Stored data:
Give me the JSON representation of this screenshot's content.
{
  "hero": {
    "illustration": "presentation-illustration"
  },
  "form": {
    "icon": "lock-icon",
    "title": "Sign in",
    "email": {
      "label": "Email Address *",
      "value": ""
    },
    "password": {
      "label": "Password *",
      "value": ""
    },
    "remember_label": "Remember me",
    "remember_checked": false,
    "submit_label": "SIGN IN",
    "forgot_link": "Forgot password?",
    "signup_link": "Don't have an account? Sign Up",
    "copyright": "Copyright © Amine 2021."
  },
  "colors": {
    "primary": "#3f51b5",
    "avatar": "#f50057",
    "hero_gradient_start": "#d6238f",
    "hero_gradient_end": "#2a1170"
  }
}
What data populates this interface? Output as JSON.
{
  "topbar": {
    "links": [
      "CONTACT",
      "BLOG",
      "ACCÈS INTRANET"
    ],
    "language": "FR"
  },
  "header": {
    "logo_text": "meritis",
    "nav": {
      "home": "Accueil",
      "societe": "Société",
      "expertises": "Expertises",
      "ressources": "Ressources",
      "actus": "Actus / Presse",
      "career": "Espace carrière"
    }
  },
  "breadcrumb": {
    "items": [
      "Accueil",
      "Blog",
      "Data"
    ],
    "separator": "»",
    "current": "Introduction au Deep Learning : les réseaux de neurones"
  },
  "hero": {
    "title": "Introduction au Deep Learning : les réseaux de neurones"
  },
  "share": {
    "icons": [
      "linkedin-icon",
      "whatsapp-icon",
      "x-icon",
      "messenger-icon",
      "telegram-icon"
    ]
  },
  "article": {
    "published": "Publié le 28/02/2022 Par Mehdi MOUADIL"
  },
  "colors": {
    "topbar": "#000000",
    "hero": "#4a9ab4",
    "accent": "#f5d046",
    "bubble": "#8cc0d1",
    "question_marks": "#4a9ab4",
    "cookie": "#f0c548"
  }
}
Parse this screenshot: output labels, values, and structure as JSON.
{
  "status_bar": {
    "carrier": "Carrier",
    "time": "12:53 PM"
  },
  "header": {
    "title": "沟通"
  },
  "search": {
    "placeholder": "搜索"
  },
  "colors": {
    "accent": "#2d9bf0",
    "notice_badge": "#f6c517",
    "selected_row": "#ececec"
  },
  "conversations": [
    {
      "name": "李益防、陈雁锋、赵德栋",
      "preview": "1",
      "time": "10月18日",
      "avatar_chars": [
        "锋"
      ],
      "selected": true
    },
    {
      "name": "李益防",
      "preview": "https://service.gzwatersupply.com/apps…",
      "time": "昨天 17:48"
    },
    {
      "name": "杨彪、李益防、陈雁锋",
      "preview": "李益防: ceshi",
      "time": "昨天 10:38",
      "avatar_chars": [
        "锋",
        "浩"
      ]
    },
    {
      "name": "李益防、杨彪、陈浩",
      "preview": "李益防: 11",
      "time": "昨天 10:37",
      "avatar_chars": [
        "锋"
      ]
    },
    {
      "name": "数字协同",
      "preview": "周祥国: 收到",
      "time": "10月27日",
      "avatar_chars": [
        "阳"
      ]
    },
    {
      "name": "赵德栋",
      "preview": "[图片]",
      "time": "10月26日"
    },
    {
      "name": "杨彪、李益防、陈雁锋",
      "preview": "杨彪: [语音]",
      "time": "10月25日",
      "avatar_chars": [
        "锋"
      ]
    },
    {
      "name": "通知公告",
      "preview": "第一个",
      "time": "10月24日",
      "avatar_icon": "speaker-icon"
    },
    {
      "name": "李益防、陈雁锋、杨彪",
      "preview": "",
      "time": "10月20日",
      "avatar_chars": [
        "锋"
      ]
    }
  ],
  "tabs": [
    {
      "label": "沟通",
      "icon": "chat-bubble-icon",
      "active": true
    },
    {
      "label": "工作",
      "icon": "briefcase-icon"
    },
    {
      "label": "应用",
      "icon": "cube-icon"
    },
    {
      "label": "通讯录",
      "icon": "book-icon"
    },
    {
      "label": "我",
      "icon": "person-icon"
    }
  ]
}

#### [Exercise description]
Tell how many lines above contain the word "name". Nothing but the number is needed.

#### [Problem solution]
9